§ Problem requirements: Once you have read the data below, print all of it exactly.

[Items listed in a dataset]

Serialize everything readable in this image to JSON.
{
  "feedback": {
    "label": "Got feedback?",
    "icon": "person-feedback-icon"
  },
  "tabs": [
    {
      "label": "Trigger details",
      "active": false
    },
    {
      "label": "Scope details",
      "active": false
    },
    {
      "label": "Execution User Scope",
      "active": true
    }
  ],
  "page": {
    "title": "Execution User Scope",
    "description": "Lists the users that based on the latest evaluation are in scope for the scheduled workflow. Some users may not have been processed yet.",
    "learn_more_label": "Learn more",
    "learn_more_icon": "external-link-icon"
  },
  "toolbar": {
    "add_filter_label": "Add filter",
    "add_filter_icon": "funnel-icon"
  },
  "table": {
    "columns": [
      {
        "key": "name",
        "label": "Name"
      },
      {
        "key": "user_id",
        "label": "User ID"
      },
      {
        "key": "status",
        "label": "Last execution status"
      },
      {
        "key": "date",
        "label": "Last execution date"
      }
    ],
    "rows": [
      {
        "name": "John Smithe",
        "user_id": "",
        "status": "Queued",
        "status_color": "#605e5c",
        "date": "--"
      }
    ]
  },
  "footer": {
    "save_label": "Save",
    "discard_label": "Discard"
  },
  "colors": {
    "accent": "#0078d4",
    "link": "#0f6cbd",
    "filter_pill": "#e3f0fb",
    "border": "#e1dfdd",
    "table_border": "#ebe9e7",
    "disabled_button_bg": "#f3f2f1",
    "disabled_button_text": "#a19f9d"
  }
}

§ Task solution:
Serialize everything readable in this image to JSON.
{
  "feedback": {
    "label": "Got feedback?",
    "icon": "person-feedback-icon"
  },
  "tabs": [
    {
      "label": "Trigger details",
      "active": false
    },
    {
      "label": "Scope details",
      "active": false
    },
    {
      "label": "Execution User Scope",
      "active": true
    }
  ],
  "page": {
    "title": "Execution User Scope",
    "description": "Lists the users that based on the latest evaluation are in scope for the scheduled workflow. Some users may not have been processed yet.",
    "learn_more_label": "Learn more",
    "learn_more_icon": "external-link-icon"
  },
  "toolbar": {
    "add_filter_label": "Add filter",
    "add_filter_icon": "funnel-icon"
  },
  "table": {
    "columns": [
      {
        "key": "name",
        "label": "Name"
      },
      {
        "key": "user_id",
        "label": "User ID"
      },
      {
        "key": "status",
        "label": "Last execution status"
      },
      {
        "key": "date",
        "label": "Last execution date"
      }
    ],
    "rows": [
      {
        "name": "John Smithe",
        "user_id": "",
        "status": "Queued",
        "status_color": "#605e5c",
        "date": "--"
      }
    ]
  },
  "footer": {
    "save_label": "Save",
    "discard_label": "Discard"
  },
  "colors": {
    "accent": "#0078d4",
    "link": "#0f6cbd",
    "filter_pill": "#e3f0fb",
    "border": "#e1dfdd",
    "table_border": "#ebe9e7",
    "disabled_button_bg": "#f3f2f1",
    "disabled_button_text": "#a19f9d"
  }
}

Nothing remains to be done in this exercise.